Following an unsatisfying attempt to crossbreed the Icelandic horse with oriental breeds, the Viking parliament Althing forbade horse imports to Iceland as far back as 982 AD, to prevent the degeneration of the stock. This is the kind of thing you can do when you live on an island.

As a result, our horse has been purebred for over 1000 years and we have remarkably few livestock diseases, as well as very strict regulations about even bringing saddles or riding boots with you to Iceland.

Due to the aforementioned import restrictions, once an Icelandic horse leaves the country, it can never return to Iceland. This means that Icelanders going to riding competitions abroad never take their best horse with them since they will probably sell it after some competitions. The best horses are kept in Iceland to compete or breed.

The ancestors of the Icelandic Horse first arrived with Viking settlers from the British Isles, between 860 and 935 AD. These same horses are also the ancestors of Shetland, Highland and Connemara ponies. Genetically, these show some similarities to the Mongolian horse, which arrived in Scandinavia through Russia.

Recent studies show that descendants of these ambling horses gradually spread all over the world with Viking seafarers, presumably because they are more comfortable to ride.

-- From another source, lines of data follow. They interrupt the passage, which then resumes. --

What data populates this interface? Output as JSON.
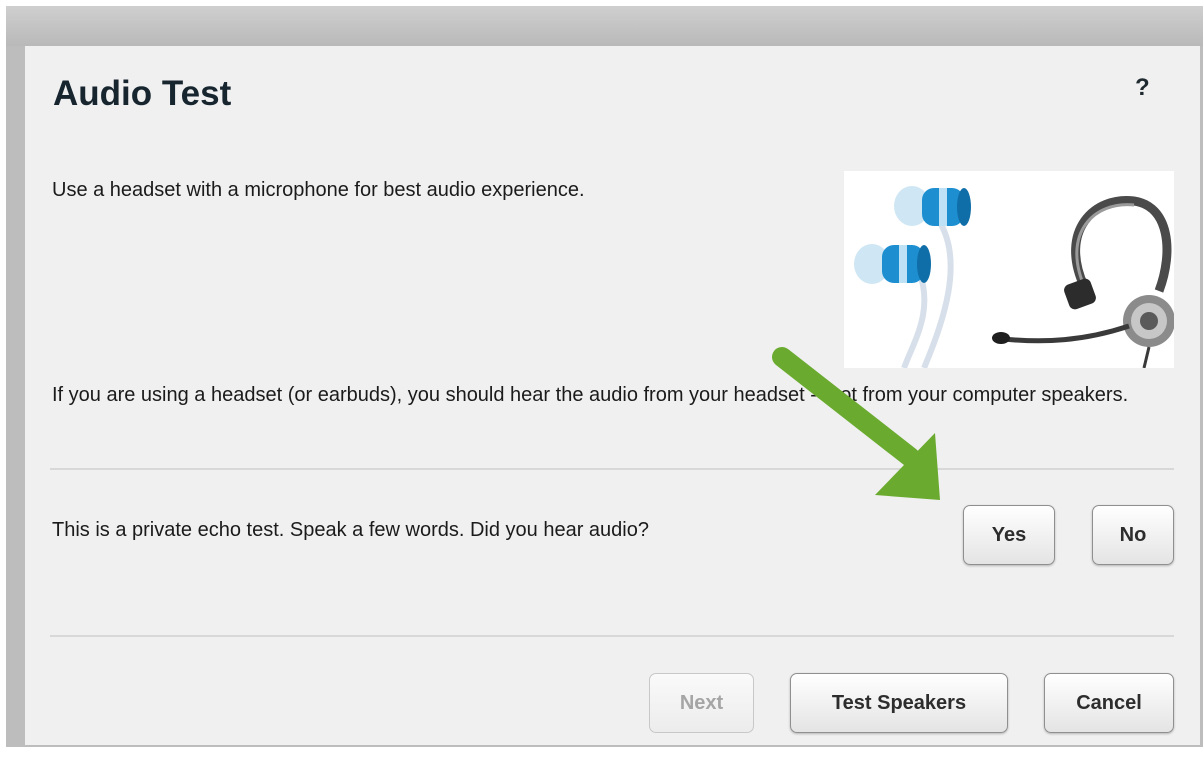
{
  "dialog": {
    "title": "Audio Test",
    "help_label": "?",
    "intro_text": "Use a headset with a microphone for best audio experience.",
    "headset_text": "If you are using a headset (or earbuds), you should hear the audio from your headset -- not from your computer speakers.",
    "echo_text": "This is a private echo test.  Speak a few words.  Did you hear audio?",
    "yes_label": "Yes",
    "no_label": "No",
    "next_label": "Next",
    "test_speakers_label": "Test Speakers",
    "cancel_label": "Cancel"
  },
  "image": {
    "icon": "headset-earbuds-image"
  },
  "colors": {
    "title": "#17252f",
    "dialog_bg": "#f0f0f0",
    "frame": "#bdbdbd",
    "arrow": "#6aab2f",
    "earbud_blue": "#1d8fd1"
  }
}
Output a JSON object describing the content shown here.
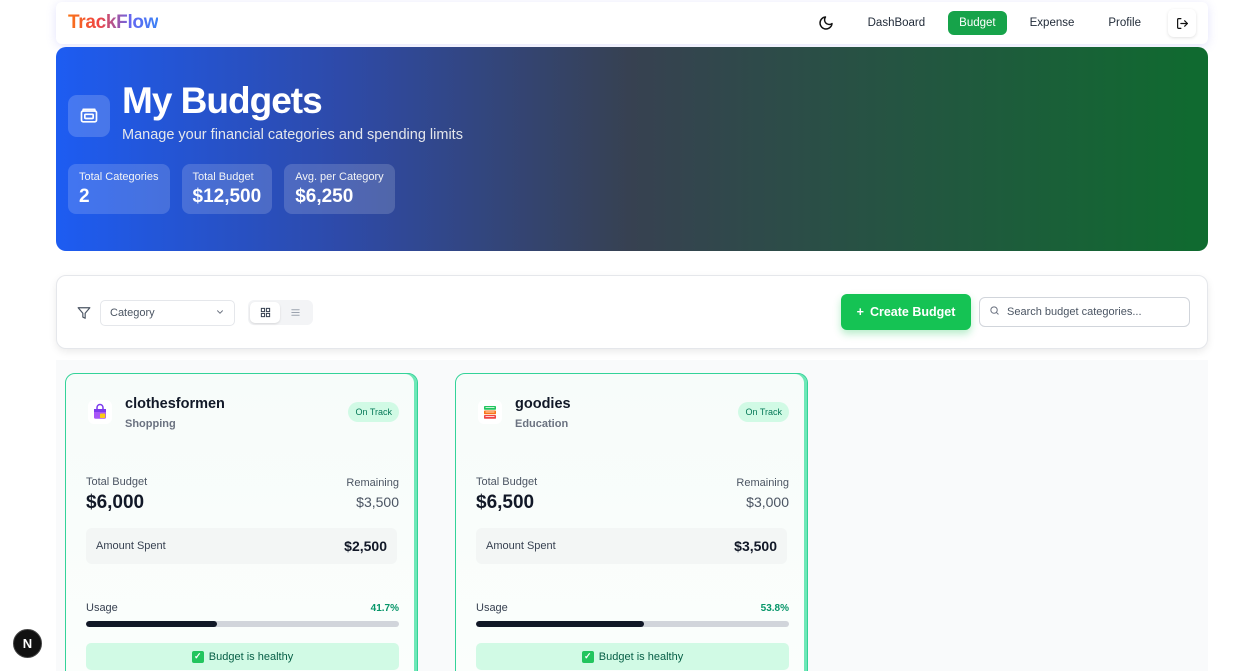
{
  "brand": "TrackFlow",
  "nav": {
    "links": [
      {
        "label": "DashBoard",
        "active": false
      },
      {
        "label": "Budget",
        "active": true
      },
      {
        "label": "Expense",
        "active": false
      },
      {
        "label": "Profile",
        "active": false
      }
    ]
  },
  "hero": {
    "title": "My Budgets",
    "subtitle": "Manage your financial categories and spending limits",
    "stats": [
      {
        "label": "Total Categories",
        "value": "2"
      },
      {
        "label": "Total Budget",
        "value": "$12,500"
      },
      {
        "label": "Avg. per Category",
        "value": "$6,250"
      }
    ]
  },
  "toolbar": {
    "category_select": "Category",
    "create_label": "Create Budget",
    "create_plus": "+",
    "search_placeholder": "Search budget categories..."
  },
  "cards": [
    {
      "name": "clothesformen",
      "category": "Shopping",
      "status": "On Track",
      "total_budget_label": "Total Budget",
      "total_budget": "$6,000",
      "remaining_label": "Remaining",
      "remaining": "$3,500",
      "spent_label": "Amount Spent",
      "spent": "$2,500",
      "usage_label": "Usage",
      "usage_pct": "41.7%",
      "usage_fraction": 0.417,
      "health_text": "Budget is healthy",
      "icon": "shopping-bag-icon"
    },
    {
      "name": "goodies",
      "category": "Education",
      "status": "On Track",
      "total_budget_label": "Total Budget",
      "total_budget": "$6,500",
      "remaining_label": "Remaining",
      "remaining": "$3,000",
      "spent_label": "Amount Spent",
      "spent": "$3,500",
      "usage_label": "Usage",
      "usage_pct": "53.8%",
      "usage_fraction": 0.538,
      "health_text": "Budget is healthy",
      "icon": "books-icon"
    }
  ],
  "colors": {
    "accent_green": "#16a34a",
    "create_green": "#15c354",
    "hero_start": "#1d5cf2",
    "hero_end": "#0f6b2f"
  },
  "next_badge": "N"
}
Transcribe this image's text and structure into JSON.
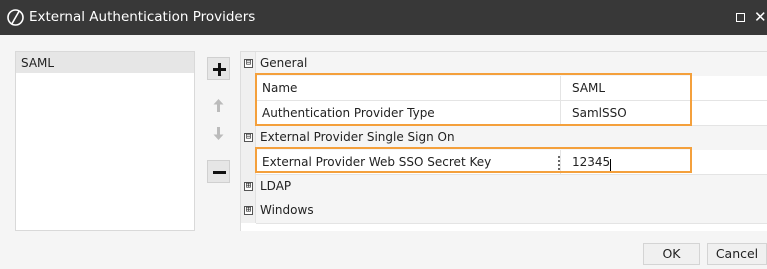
{
  "window": {
    "title": "External Authentication Providers"
  },
  "providers": {
    "items": [
      {
        "label": "SAML",
        "selected": true
      }
    ]
  },
  "toolbar": {
    "add_icon": "plus-icon",
    "up_icon": "arrow-up-icon",
    "down_icon": "arrow-down-icon",
    "remove_icon": "minus-icon"
  },
  "grid": {
    "general": {
      "label": "General",
      "expander": "⊟",
      "name_label": "Name",
      "name_value": "SAML",
      "type_label": "Authentication Provider Type",
      "type_value": "SamlSSO"
    },
    "sso": {
      "label": "External Provider Single Sign On",
      "expander": "⊟",
      "secret_label": "External Provider Web SSO Secret Key",
      "secret_value": "12345"
    },
    "ldap": {
      "label": "LDAP",
      "expander": "⊞"
    },
    "windows": {
      "label": "Windows",
      "expander": "⊞"
    }
  },
  "buttons": {
    "ok": "OK",
    "cancel": "Cancel"
  },
  "colors": {
    "titlebar": "#383838",
    "highlight": "#f4a03c",
    "selected_item": "#e6e6e6"
  }
}
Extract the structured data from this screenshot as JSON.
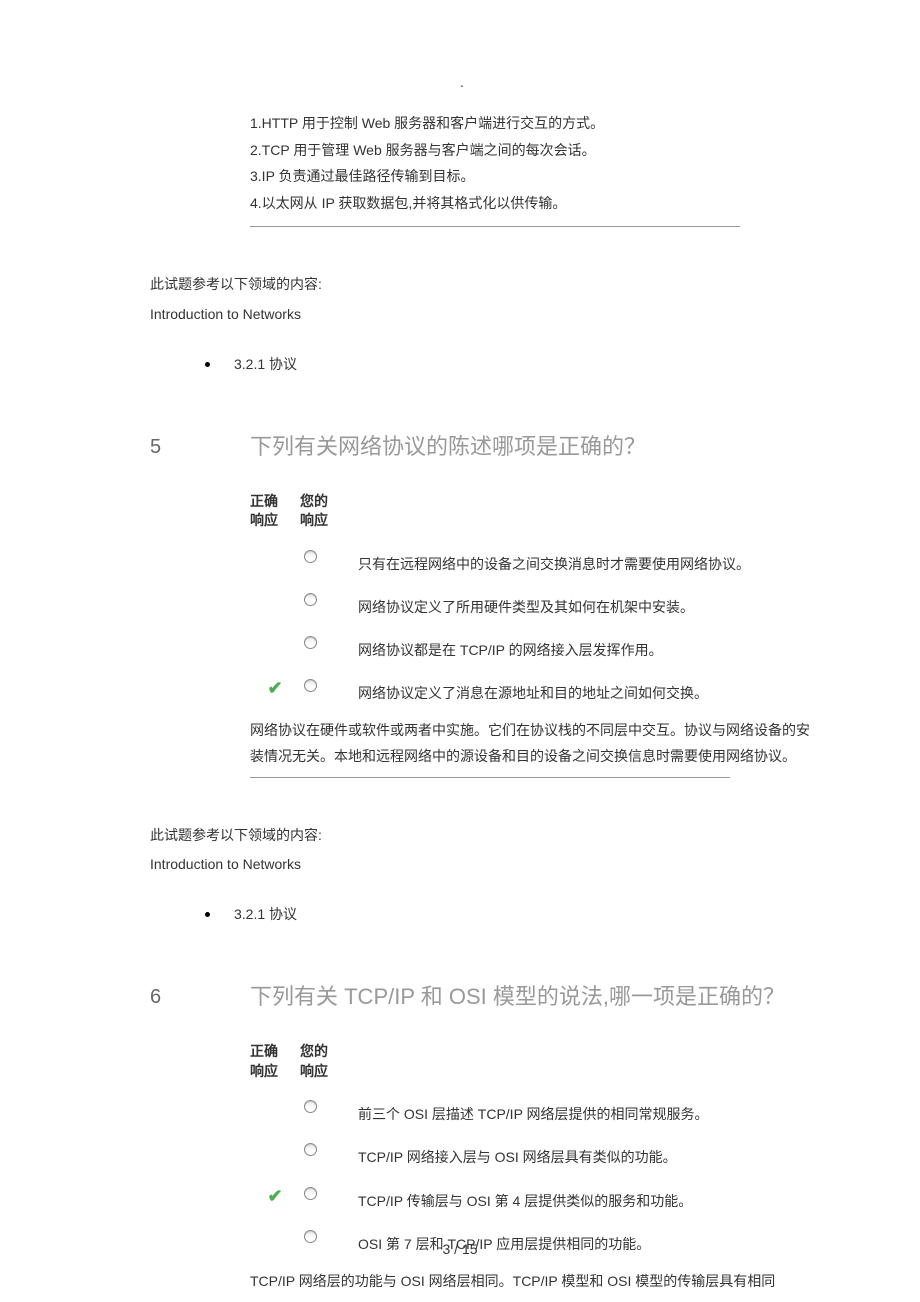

Historically, a quality Icelandic horse was a highly desired prize, both for practical purposes and as a status symbol. They have a place in Norse mythology, most notably in Sleipnir, Óðinn’s eight-legged horse.

They follow us from our very earliest history, for instance in the book of settlements, where the chieftain Sela-Þórir set up his settlement at the place where his mare Skálm decided to rest. In the Icelandic Sagas, e.g. in Hrafnkel’s Saga, Njál’s Saga and Grettir’s Saga, horses play important roles, for instance in horse fights, as status symbols, and not least as plot devices. For instance, the epic hero Gunnar á Hlíðarenda falls off when his horse trips, looks at his beautiful country and decides to stay rather than be outlawed, which ultimately leads to his death.

To this day, horse breeding and competing are associated with status and wealth – breeding a good horse can generate a lot of wealth and because some wealthy people spend a lot of money on their horses.

When the whole world was horrified to hear they’d been fed horse meat in disguise a few years ago, some (insensitive) Icelanders shared a hearty chuckle, since horsemeat is no big deal in our society. In fact, one of the conditions we had when we converted to Christianity in 1000 AD was that we could still eat horse (another was that we could still pray to the old gods, just not in public).

It’s not something most of us eat all the time, but you will see it on your menu from time to time, and it’s not bad food at all if you’re into that kind of thing.

There are so many tours you can choose from to ride an Icelandic horse in its natural habitat when you visit Iceland. Even if you’ve never sat on a horse before, not only are the Icelandic horses renowned for their pleasant temperament, they’re also much shorter than other horses – if you fall off, it won’t be far! If you’re a more experienced rider, we recommend taking a whole day tour, or even some longer trips if you’ve got the time. The Icelandic highlands are stunning and really, exploring them on horseback, just like the original settlers did, is the only way to go.

Icelandic blue eyes horse